My second rule is never to start a disagreement with a friend of a friend. Friends of friends may be near strangers to your friend, much more so to you. Their religious and political views are unknown to you. It is a hopeless busybody who attempts to censor friends of friends. I say this from observation.
In private forums such as found on Facebook there are posts by people I don't know. Not all of them are my “friend.” My third rule applies to those forums. The rule is, I post once and do not reply to insults or taunts (phishing). (Kinda hard to do, but it's best.)
There is a destructive trend in a Facebook forum I know of to pursue any disagreement to great detail, becoming more critical until all but one are driven away, then that one. It's a great pity to see those who with great effort organize groups only to drive people away from them with their own habitual incivility.
As I examined the particular Facebook forum I saw that a few people were always uncivil, attacking original comments as personal insults. A few people over a series of 30 or 40 posts wring out every difference with whoever remained, down to the last syllable, leaving not resolution but enemies.
Please consider civility.
Selections from “Announcer's test” at Wikipedia:
Announcer's tests originated in the early days of radio broadcasting, circa 1920. The tests involve retention, memory, repetition, enunciation, diction, and using every letter in the alphabet a variety of times ... In approximately 1930, CBS Radio established a school for announcers. The school was headed by Frank Vizetelly, who trained announcers to develop voices that were "clear, clean-cut, pleasant, and carry with them the additional charm of personal magnetism." At about the same time, NBC Radio published standard pronunciation guidelines for its sponsors ... Another test for an announcer candidate might be to "describe the studio in which you are seated so that a listener can readily visualize it."

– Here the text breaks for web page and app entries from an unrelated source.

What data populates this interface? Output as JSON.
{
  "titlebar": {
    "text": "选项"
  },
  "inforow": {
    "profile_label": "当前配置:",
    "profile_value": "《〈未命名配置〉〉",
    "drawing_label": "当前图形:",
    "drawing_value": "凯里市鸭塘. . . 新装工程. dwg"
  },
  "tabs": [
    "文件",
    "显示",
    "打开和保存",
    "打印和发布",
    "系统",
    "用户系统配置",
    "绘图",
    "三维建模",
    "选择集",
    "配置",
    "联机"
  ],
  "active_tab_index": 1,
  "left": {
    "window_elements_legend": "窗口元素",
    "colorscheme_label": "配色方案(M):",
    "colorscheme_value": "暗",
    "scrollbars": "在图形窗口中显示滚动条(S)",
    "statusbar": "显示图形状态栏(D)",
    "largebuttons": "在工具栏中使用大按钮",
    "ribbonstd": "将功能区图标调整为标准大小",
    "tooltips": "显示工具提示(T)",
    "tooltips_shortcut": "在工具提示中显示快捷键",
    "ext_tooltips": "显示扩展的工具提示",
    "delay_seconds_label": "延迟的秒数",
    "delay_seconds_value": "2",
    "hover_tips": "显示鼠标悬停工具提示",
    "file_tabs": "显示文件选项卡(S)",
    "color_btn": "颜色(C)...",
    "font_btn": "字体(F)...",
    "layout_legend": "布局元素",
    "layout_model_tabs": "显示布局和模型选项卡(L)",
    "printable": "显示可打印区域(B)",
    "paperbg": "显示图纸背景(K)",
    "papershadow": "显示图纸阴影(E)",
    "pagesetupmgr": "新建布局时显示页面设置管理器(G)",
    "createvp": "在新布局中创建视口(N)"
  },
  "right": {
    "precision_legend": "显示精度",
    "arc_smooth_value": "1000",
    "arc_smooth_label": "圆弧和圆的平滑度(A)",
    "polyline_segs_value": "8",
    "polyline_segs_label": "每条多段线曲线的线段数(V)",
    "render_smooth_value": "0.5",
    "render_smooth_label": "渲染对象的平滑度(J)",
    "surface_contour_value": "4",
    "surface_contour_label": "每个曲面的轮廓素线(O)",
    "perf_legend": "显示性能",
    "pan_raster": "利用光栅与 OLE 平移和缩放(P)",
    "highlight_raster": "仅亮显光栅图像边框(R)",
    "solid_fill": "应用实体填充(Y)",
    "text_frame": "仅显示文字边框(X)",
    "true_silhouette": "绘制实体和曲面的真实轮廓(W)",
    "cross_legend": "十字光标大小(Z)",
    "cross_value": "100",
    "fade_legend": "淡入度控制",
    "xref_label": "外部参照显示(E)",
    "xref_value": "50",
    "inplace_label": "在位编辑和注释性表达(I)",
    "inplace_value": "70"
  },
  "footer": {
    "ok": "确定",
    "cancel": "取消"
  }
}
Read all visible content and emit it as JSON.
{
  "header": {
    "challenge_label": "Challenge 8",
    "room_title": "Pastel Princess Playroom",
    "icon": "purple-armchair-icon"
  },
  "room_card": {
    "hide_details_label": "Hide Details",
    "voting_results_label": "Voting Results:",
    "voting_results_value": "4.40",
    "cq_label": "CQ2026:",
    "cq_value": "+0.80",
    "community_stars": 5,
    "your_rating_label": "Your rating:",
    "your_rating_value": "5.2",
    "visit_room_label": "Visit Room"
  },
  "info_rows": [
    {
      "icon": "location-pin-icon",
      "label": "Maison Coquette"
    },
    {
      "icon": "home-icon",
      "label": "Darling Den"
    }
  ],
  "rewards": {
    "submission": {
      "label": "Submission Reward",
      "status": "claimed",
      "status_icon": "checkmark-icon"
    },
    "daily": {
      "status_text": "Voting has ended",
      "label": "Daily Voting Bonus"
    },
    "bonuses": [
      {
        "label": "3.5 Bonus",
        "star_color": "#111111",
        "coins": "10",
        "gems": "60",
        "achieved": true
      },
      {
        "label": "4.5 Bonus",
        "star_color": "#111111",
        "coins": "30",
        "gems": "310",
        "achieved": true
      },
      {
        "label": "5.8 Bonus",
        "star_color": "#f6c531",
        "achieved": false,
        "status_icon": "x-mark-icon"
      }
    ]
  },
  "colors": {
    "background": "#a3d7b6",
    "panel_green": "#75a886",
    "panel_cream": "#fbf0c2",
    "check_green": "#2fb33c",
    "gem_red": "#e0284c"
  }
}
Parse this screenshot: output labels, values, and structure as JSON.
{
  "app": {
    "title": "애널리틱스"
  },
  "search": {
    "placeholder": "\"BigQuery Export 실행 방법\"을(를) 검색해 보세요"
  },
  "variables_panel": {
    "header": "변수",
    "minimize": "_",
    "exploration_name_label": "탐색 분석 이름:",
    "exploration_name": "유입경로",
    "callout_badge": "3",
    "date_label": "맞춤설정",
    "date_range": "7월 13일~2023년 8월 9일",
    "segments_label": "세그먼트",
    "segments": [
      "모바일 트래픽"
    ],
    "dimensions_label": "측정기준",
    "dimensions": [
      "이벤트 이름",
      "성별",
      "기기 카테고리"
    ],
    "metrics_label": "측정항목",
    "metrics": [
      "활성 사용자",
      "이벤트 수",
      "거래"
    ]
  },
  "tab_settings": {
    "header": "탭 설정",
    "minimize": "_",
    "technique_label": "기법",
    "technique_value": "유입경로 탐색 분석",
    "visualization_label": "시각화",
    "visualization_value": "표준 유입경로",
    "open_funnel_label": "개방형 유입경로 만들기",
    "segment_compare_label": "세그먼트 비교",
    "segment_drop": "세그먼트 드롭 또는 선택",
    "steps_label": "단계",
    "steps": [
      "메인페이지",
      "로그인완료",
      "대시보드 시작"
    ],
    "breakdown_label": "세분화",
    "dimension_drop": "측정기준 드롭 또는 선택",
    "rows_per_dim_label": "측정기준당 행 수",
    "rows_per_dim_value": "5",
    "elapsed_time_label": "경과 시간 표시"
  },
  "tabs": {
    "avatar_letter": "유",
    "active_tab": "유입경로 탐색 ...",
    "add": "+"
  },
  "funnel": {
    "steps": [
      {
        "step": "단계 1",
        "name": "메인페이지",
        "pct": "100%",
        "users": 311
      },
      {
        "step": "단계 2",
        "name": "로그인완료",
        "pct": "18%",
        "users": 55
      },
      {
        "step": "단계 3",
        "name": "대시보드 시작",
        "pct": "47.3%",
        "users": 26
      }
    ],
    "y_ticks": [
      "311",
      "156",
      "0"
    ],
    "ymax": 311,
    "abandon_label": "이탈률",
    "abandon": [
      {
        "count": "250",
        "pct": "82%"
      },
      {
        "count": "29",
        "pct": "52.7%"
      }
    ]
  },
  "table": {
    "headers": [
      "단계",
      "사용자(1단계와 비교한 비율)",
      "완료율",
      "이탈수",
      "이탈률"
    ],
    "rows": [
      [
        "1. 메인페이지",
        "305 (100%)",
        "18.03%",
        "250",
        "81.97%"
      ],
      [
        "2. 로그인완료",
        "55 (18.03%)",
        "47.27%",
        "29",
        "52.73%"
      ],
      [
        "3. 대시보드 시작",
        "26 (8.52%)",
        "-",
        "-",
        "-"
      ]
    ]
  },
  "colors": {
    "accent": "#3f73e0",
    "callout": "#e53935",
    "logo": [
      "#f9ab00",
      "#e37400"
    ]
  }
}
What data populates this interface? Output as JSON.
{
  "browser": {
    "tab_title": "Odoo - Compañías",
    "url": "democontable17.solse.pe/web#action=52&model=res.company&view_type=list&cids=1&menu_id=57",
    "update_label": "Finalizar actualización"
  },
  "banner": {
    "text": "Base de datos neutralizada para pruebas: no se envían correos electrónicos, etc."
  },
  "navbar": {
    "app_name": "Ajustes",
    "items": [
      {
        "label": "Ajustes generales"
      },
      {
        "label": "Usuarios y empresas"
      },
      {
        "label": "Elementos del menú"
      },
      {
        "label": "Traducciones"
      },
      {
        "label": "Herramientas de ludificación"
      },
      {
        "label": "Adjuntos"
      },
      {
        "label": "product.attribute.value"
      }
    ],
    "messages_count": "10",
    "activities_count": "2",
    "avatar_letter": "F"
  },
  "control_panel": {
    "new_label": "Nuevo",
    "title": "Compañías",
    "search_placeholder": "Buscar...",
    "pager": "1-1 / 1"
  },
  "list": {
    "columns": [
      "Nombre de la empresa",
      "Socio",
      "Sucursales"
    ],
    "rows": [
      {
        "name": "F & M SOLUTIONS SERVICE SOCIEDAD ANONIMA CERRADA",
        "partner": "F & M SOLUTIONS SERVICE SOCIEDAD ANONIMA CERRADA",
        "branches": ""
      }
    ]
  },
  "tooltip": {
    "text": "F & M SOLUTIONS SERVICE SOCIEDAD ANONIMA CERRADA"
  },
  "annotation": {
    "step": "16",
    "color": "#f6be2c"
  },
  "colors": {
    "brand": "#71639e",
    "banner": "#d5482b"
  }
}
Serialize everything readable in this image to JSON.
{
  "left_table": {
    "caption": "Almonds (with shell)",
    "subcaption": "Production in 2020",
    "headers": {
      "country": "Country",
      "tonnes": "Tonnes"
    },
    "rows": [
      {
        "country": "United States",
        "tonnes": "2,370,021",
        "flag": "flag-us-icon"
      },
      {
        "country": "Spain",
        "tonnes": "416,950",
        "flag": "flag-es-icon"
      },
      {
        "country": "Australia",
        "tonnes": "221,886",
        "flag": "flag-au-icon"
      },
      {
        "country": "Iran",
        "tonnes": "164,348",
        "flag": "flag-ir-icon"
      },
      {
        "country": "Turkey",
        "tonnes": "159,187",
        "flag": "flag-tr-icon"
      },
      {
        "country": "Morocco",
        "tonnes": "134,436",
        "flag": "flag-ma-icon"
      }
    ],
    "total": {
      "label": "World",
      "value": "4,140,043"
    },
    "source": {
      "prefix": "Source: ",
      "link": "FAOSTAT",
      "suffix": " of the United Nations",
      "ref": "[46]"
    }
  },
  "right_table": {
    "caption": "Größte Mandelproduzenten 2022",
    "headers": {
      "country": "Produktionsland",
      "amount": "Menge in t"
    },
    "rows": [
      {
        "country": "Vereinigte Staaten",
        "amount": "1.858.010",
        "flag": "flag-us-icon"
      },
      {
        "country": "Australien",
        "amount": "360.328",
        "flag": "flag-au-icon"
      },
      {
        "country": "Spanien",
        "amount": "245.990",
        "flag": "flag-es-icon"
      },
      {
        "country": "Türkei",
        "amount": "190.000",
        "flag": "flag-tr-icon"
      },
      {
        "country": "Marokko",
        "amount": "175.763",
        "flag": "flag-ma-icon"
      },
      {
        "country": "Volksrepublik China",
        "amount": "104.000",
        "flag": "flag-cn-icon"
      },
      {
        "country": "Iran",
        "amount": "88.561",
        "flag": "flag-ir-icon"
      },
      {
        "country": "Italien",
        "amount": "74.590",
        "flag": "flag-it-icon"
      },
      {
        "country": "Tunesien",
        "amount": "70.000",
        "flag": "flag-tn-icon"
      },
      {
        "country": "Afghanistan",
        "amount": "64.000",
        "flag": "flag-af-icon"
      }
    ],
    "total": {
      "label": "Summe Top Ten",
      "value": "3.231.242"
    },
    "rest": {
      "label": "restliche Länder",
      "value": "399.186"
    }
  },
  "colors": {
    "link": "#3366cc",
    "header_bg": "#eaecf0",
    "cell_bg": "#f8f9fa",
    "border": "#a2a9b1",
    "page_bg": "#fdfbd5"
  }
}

One of the more well known tests originated at Radio Central New York in the early 1940s as a cold reading test given to prospective radio talent to demonstrate their speaking ability. Del Moore, a long time friend of Jerry Lewis', took this test at Radio Central New York in 1941, and passed it on to him. Jerry has performed this test on radio, television and stage for many years, and it has become a favorite tongue-twister (and memory challenge) for his fans around the world.
* One hen
* Two ducks
* Three squawking geese
* Four Limerick oysters
* Five corpulent porpoises
* Six pairs of Don Alverzo's tweezers
* Seven thousand Macedonians in full battle array
* Eight brass monkeys from the ancient, sacred crypts of Egypt
* Nine apathetic, sympathetic, diabetic old men on roller skates with a marked propensity towards procrastination and sloth
* Ten lyrical, spherical, diabolical denizens of the deep who haul stall around the corner of the quo of the quay of the quivery, all at the same time.
There are many variations to this version, many having been passed from one person to another by word of mouth.
All material copyright © by Travis L. Hardin, Huntsville, Alabama. Writings of others are copyrighted by them.Send comments about this page to Travis Hardin, t.hard [delete]@intelec.us Last updated 22 April 2012